Component data from apps and pages:
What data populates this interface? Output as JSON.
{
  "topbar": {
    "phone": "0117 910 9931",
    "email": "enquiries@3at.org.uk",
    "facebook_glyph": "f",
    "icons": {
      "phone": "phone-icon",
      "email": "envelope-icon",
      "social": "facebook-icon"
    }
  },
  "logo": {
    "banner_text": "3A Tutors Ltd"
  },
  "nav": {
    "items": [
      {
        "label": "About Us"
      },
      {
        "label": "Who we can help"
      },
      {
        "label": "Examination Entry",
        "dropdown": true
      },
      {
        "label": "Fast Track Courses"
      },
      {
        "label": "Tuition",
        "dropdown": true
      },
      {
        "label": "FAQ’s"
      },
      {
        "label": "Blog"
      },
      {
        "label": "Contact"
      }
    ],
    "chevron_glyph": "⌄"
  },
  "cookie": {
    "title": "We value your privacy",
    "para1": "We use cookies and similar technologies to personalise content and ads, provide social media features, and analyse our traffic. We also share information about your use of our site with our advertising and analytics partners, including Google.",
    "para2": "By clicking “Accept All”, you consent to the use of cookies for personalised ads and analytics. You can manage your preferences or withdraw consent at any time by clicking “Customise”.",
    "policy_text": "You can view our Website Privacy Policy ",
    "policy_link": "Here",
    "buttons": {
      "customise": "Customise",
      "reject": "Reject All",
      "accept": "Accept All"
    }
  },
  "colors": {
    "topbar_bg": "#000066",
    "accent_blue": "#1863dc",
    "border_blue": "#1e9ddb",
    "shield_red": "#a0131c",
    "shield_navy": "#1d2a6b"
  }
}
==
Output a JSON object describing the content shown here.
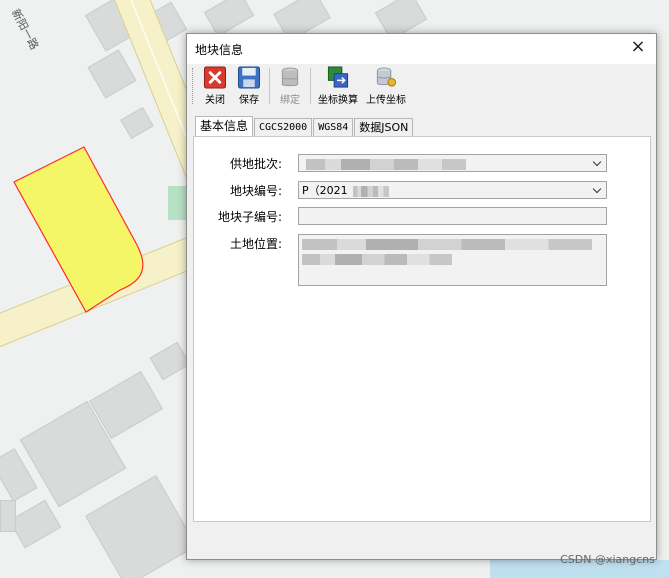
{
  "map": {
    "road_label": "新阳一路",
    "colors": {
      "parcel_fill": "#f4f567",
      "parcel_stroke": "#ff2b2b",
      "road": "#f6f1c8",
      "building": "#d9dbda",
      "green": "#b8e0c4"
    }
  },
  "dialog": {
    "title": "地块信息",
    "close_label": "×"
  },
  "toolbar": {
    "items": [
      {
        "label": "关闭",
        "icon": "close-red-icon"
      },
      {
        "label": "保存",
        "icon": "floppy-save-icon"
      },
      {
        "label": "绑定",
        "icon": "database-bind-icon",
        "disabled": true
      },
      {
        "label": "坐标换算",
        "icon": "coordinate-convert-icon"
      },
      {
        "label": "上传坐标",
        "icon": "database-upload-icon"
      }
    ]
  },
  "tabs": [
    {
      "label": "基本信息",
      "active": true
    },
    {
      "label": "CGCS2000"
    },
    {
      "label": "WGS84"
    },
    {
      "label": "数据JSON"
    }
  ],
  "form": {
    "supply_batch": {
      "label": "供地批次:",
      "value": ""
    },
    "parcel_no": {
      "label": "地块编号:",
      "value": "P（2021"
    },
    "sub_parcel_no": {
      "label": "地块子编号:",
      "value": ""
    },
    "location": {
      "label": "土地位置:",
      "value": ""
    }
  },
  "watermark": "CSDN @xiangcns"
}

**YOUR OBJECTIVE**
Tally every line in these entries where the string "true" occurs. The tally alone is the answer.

**WRITTEN SOLUTION**
4